EXERCISE DETAILS: Pull every line containing "dots" out of the material below.

DATASET EXTRACT:
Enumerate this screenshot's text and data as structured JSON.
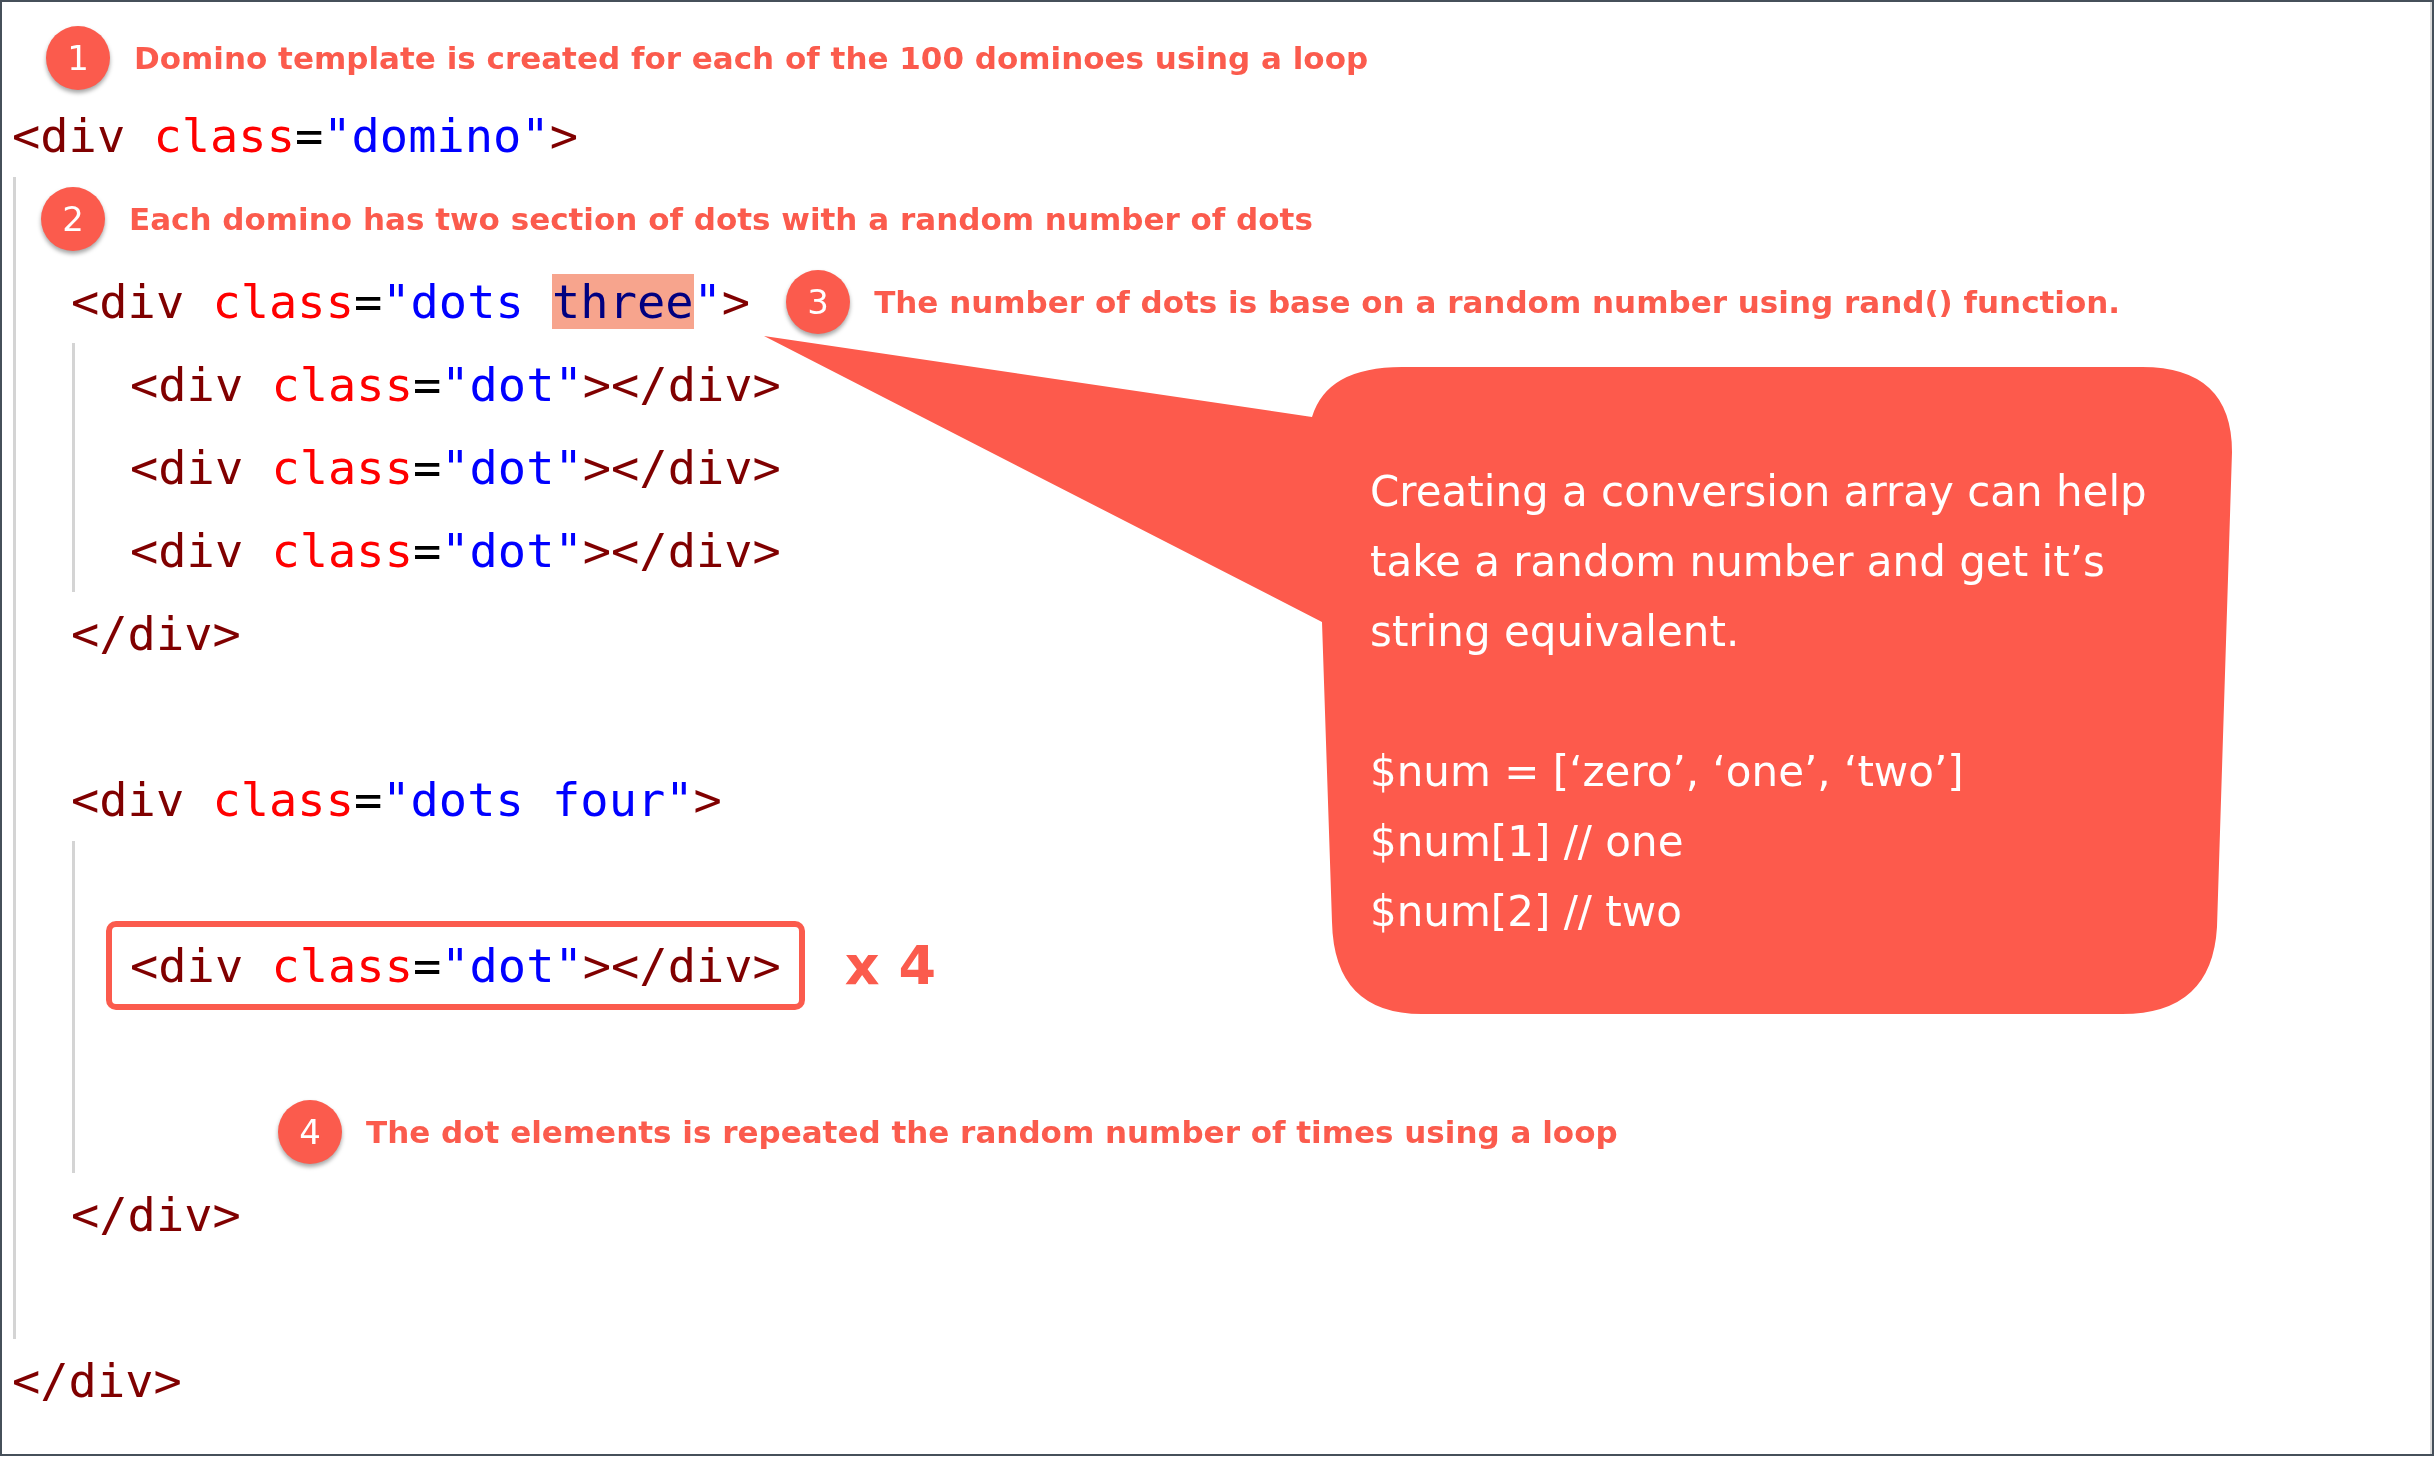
{
  "top_annotation": {
    "number": "1",
    "text": "Domino template is created for each of the 100 dominoes using a loop"
  },
  "code": {
    "kind": "element",
    "open": [
      {
        "kind": "tag",
        "t": "<div"
      },
      {
        "kind": "attr",
        "t": " class"
      },
      {
        "kind": "op",
        "t": "="
      },
      {
        "kind": "str",
        "t": "\"domino\""
      },
      {
        "kind": "tag",
        "t": ">"
      }
    ],
    "children": [
      {
        "kind": "annotation",
        "number": "2",
        "text": "Each domino has two section of dots with a random number of dots"
      },
      {
        "kind": "element",
        "open": [
          {
            "kind": "tag",
            "t": "<div"
          },
          {
            "kind": "attr",
            "t": " class"
          },
          {
            "kind": "op",
            "t": "="
          },
          {
            "kind": "str",
            "t": "\"dots "
          },
          {
            "kind": "hl",
            "t": "three"
          },
          {
            "kind": "str",
            "t": "\""
          },
          {
            "kind": "tag",
            "t": ">"
          }
        ],
        "annotation": {
          "number": "3",
          "text": "The number of dots is base on a random number using rand() function."
        },
        "children": [
          {
            "kind": "line",
            "tokens": [
              {
                "kind": "tag",
                "t": "<div"
              },
              {
                "kind": "attr",
                "t": " class"
              },
              {
                "kind": "op",
                "t": "="
              },
              {
                "kind": "str",
                "t": "\"dot\""
              },
              {
                "kind": "tag",
                "t": "></div>"
              }
            ]
          },
          {
            "kind": "line",
            "tokens": [
              {
                "kind": "tag",
                "t": "<div"
              },
              {
                "kind": "attr",
                "t": " class"
              },
              {
                "kind": "op",
                "t": "="
              },
              {
                "kind": "str",
                "t": "\"dot\""
              },
              {
                "kind": "tag",
                "t": "></div>"
              }
            ]
          },
          {
            "kind": "line",
            "tokens": [
              {
                "kind": "tag",
                "t": "<div"
              },
              {
                "kind": "attr",
                "t": " class"
              },
              {
                "kind": "op",
                "t": "="
              },
              {
                "kind": "str",
                "t": "\"dot\""
              },
              {
                "kind": "tag",
                "t": "></div>"
              }
            ]
          }
        ],
        "close": [
          {
            "kind": "tag",
            "t": "</div>"
          }
        ]
      },
      {
        "kind": "blank"
      },
      {
        "kind": "element",
        "open": [
          {
            "kind": "tag",
            "t": "<div"
          },
          {
            "kind": "attr",
            "t": " class"
          },
          {
            "kind": "op",
            "t": "="
          },
          {
            "kind": "str",
            "t": "\"dots four\""
          },
          {
            "kind": "tag",
            "t": ">"
          }
        ],
        "children": [
          {
            "kind": "blank"
          },
          {
            "kind": "boxed_line",
            "repeat": "x 4",
            "tokens": [
              {
                "kind": "tag",
                "t": "<div"
              },
              {
                "kind": "attr",
                "t": " class"
              },
              {
                "kind": "op",
                "t": "="
              },
              {
                "kind": "str",
                "t": "\"dot\""
              },
              {
                "kind": "tag",
                "t": "></div>"
              }
            ]
          },
          {
            "kind": "blank"
          },
          {
            "kind": "annotation",
            "number": "4",
            "text": "The dot elements is repeated the random number of times using a loop"
          }
        ],
        "close": [
          {
            "kind": "tag",
            "t": "</div>"
          }
        ]
      },
      {
        "kind": "blank"
      }
    ],
    "close": [
      {
        "kind": "tag",
        "t": "</div>"
      }
    ]
  },
  "callout": {
    "paragraph_lines": [
      "Creating a conversion array can help",
      "take a random number and get it’s",
      "string equivalent."
    ],
    "code_lines": [
      "$num = [‘zero’, ‘one’, ‘two’]",
      "$num[1] // one",
      "$num[2] // two"
    ]
  }
}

WRITTEN RESPONSE:
        "text": "Each domino has two section of dots with a random number of dots"
            "t": "\"dots "
          "text": "The number of dots is base on a random number using rand() function."
            "t": "\"dots four\""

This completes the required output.